*** RECORDS FOR THIS TASK ***

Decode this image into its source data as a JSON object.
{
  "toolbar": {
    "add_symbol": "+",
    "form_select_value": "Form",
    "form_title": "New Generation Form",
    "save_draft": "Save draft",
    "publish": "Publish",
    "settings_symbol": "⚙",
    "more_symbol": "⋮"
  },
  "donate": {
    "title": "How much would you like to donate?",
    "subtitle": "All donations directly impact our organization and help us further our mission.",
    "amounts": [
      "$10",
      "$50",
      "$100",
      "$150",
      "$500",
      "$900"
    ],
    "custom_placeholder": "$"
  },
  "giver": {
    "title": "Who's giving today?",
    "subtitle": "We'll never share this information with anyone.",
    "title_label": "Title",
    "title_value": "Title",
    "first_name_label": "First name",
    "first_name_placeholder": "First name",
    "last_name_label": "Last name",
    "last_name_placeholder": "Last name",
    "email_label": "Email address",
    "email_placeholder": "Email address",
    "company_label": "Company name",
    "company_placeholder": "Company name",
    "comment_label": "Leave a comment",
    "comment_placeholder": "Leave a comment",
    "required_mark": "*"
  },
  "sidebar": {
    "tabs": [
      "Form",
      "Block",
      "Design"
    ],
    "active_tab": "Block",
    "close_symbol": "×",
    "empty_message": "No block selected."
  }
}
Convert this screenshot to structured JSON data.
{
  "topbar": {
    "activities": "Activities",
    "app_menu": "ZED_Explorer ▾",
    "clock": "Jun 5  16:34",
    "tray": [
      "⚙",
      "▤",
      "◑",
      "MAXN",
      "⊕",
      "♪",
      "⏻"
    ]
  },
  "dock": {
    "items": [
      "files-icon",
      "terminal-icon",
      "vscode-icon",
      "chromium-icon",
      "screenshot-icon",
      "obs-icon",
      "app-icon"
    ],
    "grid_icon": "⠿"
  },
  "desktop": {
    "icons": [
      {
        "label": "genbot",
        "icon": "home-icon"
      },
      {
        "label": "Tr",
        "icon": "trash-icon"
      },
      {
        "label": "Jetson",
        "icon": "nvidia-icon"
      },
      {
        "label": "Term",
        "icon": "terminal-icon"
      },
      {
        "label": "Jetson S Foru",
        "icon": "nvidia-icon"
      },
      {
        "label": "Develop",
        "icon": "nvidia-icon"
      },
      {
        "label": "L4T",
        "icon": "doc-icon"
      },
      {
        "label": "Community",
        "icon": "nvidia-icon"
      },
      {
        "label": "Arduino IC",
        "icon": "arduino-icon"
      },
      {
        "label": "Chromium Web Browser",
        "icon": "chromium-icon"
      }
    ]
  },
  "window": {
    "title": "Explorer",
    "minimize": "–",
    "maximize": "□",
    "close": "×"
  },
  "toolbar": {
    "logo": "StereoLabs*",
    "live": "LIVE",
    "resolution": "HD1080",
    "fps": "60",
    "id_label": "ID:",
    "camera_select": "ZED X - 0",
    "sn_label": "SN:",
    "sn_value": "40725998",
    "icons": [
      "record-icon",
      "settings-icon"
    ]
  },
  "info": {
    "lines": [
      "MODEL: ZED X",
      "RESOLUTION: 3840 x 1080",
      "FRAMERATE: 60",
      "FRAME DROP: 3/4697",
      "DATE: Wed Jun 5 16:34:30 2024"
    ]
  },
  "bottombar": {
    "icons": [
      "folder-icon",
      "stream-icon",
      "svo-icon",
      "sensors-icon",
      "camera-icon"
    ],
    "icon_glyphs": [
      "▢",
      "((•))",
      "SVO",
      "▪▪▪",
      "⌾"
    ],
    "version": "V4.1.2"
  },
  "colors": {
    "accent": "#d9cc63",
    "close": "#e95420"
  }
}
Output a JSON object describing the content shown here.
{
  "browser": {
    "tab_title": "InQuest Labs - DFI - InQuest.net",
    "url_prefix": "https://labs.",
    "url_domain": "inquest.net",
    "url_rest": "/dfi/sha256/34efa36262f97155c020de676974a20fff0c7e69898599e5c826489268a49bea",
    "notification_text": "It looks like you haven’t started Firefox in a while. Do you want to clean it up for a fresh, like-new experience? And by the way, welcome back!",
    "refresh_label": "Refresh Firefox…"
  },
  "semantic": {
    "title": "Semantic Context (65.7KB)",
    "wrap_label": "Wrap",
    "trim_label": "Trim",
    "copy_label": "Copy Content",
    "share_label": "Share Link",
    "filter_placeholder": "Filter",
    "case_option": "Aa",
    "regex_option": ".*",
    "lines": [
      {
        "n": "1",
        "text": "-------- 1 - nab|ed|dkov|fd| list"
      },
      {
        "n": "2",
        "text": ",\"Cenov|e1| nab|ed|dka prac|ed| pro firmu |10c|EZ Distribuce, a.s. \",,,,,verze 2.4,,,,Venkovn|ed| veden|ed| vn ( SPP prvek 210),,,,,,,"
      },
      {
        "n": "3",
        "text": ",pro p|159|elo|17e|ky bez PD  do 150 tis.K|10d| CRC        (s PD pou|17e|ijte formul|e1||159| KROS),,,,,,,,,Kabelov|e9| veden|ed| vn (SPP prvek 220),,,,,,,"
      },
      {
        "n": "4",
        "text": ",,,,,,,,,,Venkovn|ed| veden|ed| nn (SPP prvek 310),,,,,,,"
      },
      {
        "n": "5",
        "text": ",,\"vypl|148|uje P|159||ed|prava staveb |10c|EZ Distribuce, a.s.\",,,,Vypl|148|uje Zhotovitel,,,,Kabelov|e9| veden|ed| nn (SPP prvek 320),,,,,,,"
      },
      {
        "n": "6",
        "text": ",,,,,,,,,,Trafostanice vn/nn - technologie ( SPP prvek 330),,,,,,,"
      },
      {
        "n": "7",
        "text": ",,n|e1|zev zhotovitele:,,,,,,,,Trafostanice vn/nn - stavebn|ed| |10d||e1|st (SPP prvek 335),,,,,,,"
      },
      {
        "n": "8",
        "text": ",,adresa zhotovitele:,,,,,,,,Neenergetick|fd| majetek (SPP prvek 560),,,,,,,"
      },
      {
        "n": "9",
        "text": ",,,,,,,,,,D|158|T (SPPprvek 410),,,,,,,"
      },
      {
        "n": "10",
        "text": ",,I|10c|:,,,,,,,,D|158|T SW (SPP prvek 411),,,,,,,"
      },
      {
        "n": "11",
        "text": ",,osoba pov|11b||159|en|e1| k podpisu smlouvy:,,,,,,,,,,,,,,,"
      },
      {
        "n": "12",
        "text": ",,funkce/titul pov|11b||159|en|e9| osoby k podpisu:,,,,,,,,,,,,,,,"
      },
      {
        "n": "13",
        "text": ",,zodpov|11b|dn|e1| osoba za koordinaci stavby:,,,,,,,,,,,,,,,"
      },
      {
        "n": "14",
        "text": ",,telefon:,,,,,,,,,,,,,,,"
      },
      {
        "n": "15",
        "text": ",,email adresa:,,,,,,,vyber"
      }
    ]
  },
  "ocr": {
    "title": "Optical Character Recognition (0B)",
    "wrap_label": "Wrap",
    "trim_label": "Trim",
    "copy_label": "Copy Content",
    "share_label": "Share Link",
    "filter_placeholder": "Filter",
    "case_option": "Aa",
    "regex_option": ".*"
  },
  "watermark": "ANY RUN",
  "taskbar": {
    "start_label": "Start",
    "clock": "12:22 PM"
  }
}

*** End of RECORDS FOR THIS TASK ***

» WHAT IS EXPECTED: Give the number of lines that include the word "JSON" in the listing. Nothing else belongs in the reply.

» ANSWER SPACE: 3